The legal limit is €3000/MWh. I do not want to scare the readers, but it could be reached, so what the Government has to do is taking preventive measures to anticipate this possible situation. It cannot wait for reaching 3000 to get nervous. Europe is highly energy dependent, so any problem that occurs in any of the countries we depend on will cause an even greater increase in prices.

Which benefits would the creation of a European gas purchasing centre bring?

When we talk about large volumes, it is difficult for a single company to make a contract with a country. If contracts are negotiated by a Continent, they are much more powerful. The appropriate thing is making a strategic contract between Russia and Europe to consume gas for 20‑30 years at a final price. If the goal is to be oblivious to the gas price, the solution is to make long‑term bilateral contracts of large volumes and that can only be dealt with by countries or large companies.
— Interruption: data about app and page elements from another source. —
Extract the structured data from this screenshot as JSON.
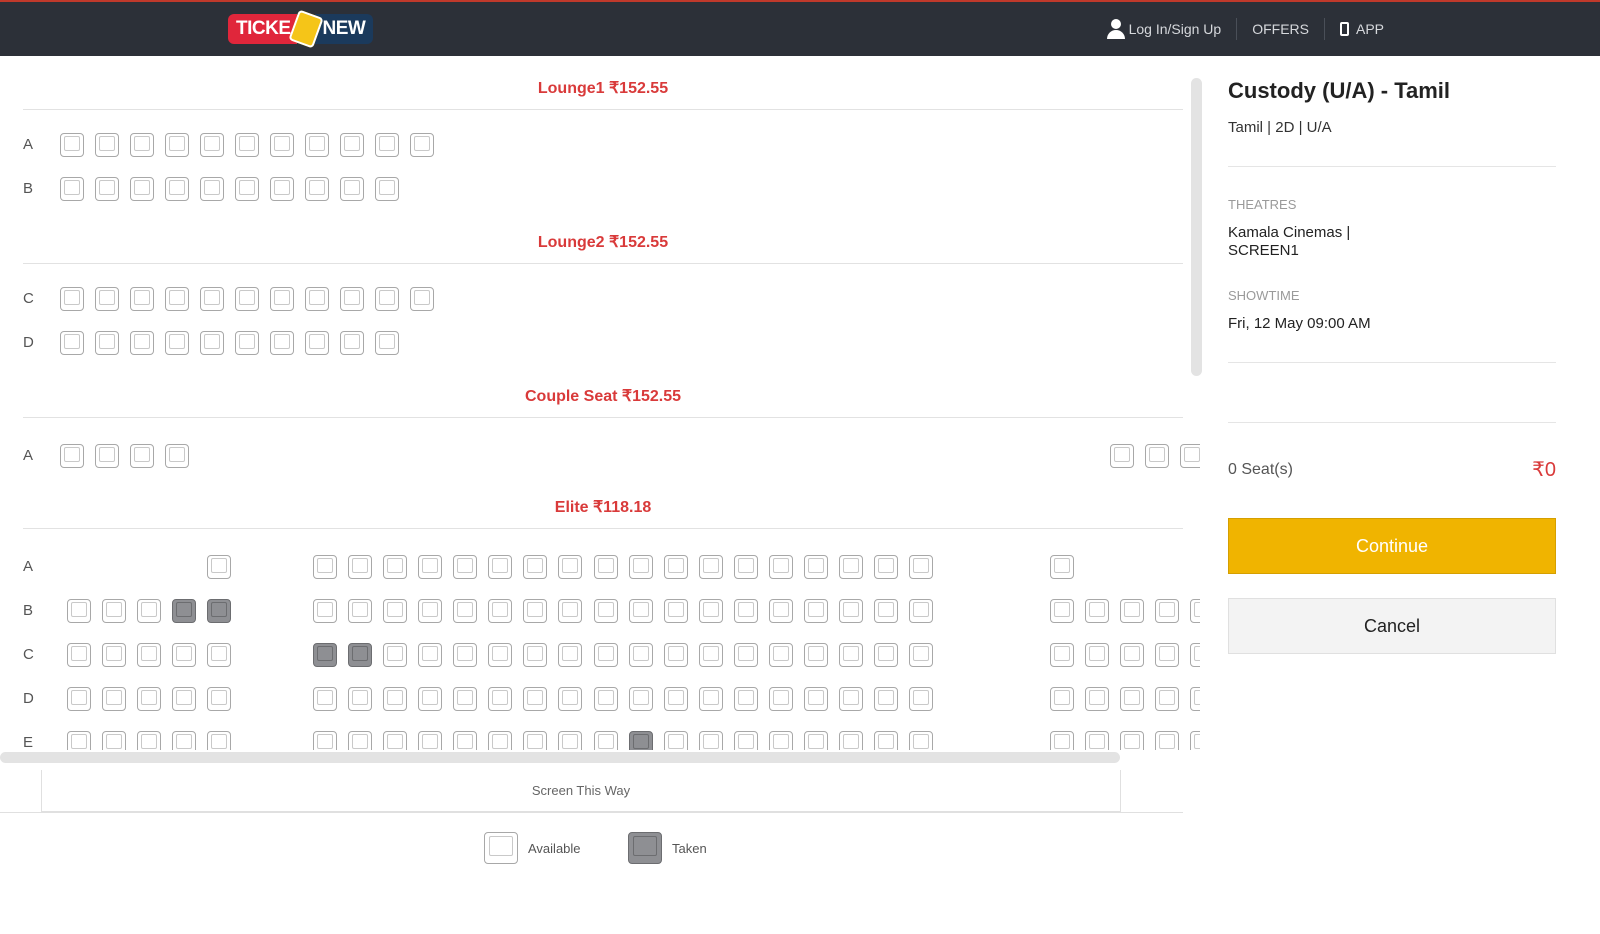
{
  "header": {
    "logo_left": "TICKE",
    "logo_right": "NEW",
    "login_label": "Log In/Sign Up",
    "offers_label": "OFFERS",
    "app_label": "APP"
  },
  "seat_map": {
    "sections": [
      {
        "title": "Lounge1 ₹152.55",
        "rows": [
          {
            "label": "A",
            "seats": "aaaaaaaaaaa"
          },
          {
            "label": "B",
            "seats": "aaaaaaaaaa"
          }
        ]
      },
      {
        "title": "Lounge2 ₹152.55",
        "rows": [
          {
            "label": "C",
            "seats": "aaaaaaaaaaa"
          },
          {
            "label": "D",
            "seats": "aaaaaaaaaa"
          }
        ]
      },
      {
        "title": "Couple Seat ₹152.55",
        "rows": [
          {
            "label": "A",
            "seats": "aaaa..........................aaaa"
          }
        ]
      },
      {
        "title": "Elite ₹118.18",
        "rows": [
          {
            "label": "A",
            "seats": "....a..aaaaaaaaaaaaaaaaaa...a...."
          },
          {
            "label": "B",
            "seats": "aaatt..aaaaaaaaaaaaaaaaaa...aaaaa"
          },
          {
            "label": "C",
            "seats": "aaaaa..ttaaaaaaaaaaaaaaaa...aaaaa"
          },
          {
            "label": "D",
            "seats": "aaaaa..aaaaaaaaaaaaaaaaaa...aaaaa"
          },
          {
            "label": "E",
            "seats": "aaaaa..aaaaaaaaataaaaaaaa...aaaaa"
          }
        ]
      }
    ],
    "screen_label": "Screen This Way",
    "legend": {
      "available": "Available",
      "taken": "Taken"
    }
  },
  "booking": {
    "movie_title": "Custody (U/A) - Tamil",
    "movie_meta": "Tamil | 2D | U/A",
    "theatres_label": "THEATRES",
    "theatre_line1": "Kamala Cinemas |",
    "theatre_line2": "SCREEN1",
    "showtime_label": "SHOWTIME",
    "showtime": "Fri, 12 May 09:00 AM",
    "seats_count": "0 Seat(s)",
    "amount": "₹0",
    "continue_label": "Continue",
    "cancel_label": "Cancel"
  },
  "colors": {
    "accent_red": "#d93a3a",
    "continue_yellow": "#f0b400",
    "header_bg": "#2c3038",
    "taken_seat": "#8e8f93"
  }
}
What do you think of green hydrogen?

The Government has to play a very active role on the hydrogen issue. Green hydrogen is the future and the Government has to go one step ahead, build what is not there and enhance the green hydrogen production as much as possible: infrastructure to transport it, green hydrogen demand, green hydrogen generation, vehicles with green hydrogen, industry with green hydrogen.

Which countries of Europe is this energy crisis affecting the most?

AleaSoft analyses every week how the market is moving in Europe and we see that the champion in prices is the United Kingdom. They are very dependent on gas, although they still have nuclear energy, and the gas price affects them a lot.

Based on everything we talked about, what do you think that is the solution to get out of this crisis? How do you see the energy market in a year?

The basis of everything is making long‑term bilateral contracts to get out of the troubled waters of the daily market. Let’s imagine that the daily market price only affected traders and those who have to buy at the last minute and that it was 10%, and that 90% of electricity contracts, and even gas, were signed for one year, two years, three years. That would make us reach a stable and equilibrium price. What would happen if the price rose? Well, no one would find out, and it would only affect those who voluntarily go to the market. Domestic consumers and SMEs should be able to have longer‑term contracts with better prices.

Source: AleaSoft Energy Forecasting and El Economista.
Long term forecasting